-------- Source records

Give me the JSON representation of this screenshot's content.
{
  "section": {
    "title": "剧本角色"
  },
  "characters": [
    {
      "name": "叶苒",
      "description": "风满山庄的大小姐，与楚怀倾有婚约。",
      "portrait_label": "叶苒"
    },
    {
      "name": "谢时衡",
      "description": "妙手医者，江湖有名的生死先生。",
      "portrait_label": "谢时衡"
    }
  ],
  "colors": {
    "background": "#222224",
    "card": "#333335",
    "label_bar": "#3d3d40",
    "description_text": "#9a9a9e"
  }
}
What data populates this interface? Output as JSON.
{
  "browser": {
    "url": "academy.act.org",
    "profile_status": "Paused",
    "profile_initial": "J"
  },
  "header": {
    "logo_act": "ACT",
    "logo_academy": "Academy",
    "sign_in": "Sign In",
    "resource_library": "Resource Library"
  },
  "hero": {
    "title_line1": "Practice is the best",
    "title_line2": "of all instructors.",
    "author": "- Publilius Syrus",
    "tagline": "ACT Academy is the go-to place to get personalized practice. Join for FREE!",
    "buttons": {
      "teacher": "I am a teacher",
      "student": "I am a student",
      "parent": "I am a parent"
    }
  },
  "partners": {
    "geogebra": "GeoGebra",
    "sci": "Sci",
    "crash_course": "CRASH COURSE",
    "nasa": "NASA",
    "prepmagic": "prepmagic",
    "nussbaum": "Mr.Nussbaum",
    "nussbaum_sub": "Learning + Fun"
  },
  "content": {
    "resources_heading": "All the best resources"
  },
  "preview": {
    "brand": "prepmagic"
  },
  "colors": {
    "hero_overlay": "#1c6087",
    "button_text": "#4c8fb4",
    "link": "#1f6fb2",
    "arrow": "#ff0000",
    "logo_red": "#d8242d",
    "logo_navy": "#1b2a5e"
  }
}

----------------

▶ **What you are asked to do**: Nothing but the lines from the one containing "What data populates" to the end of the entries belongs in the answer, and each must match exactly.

▶ **Response area**:
What data populates this interface? Output as JSON.
{
  "browser": {
    "url": "academy.act.org",
    "profile_status": "Paused",
    "profile_initial": "J"
  },
  "header": {
    "logo_act": "ACT",
    "logo_academy": "Academy",
    "sign_in": "Sign In",
    "resource_library": "Resource Library"
  },
  "hero": {
    "title_line1": "Practice is the best",
    "title_line2": "of all instructors.",
    "author": "- Publilius Syrus",
    "tagline": "ACT Academy is the go-to place to get personalized practice. Join for FREE!",
    "buttons": {
      "teacher": "I am a teacher",
      "student": "I am a student",
      "parent": "I am a parent"
    }
  },
  "partners": {
    "geogebra": "GeoGebra",
    "sci": "Sci",
    "crash_course": "CRASH COURSE",
    "nasa": "NASA",
    "prepmagic": "prepmagic",
    "nussbaum": "Mr.Nussbaum",
    "nussbaum_sub": "Learning + Fun"
  },
  "content": {
    "resources_heading": "All the best resources"
  },
  "preview": {
    "brand": "prepmagic"
  },
  "colors": {
    "hero_overlay": "#1c6087",
    "button_text": "#4c8fb4",
    "link": "#1f6fb2",
    "arrow": "#ff0000",
    "logo_red": "#d8242d",
    "logo_navy": "#1b2a5e"
  }
}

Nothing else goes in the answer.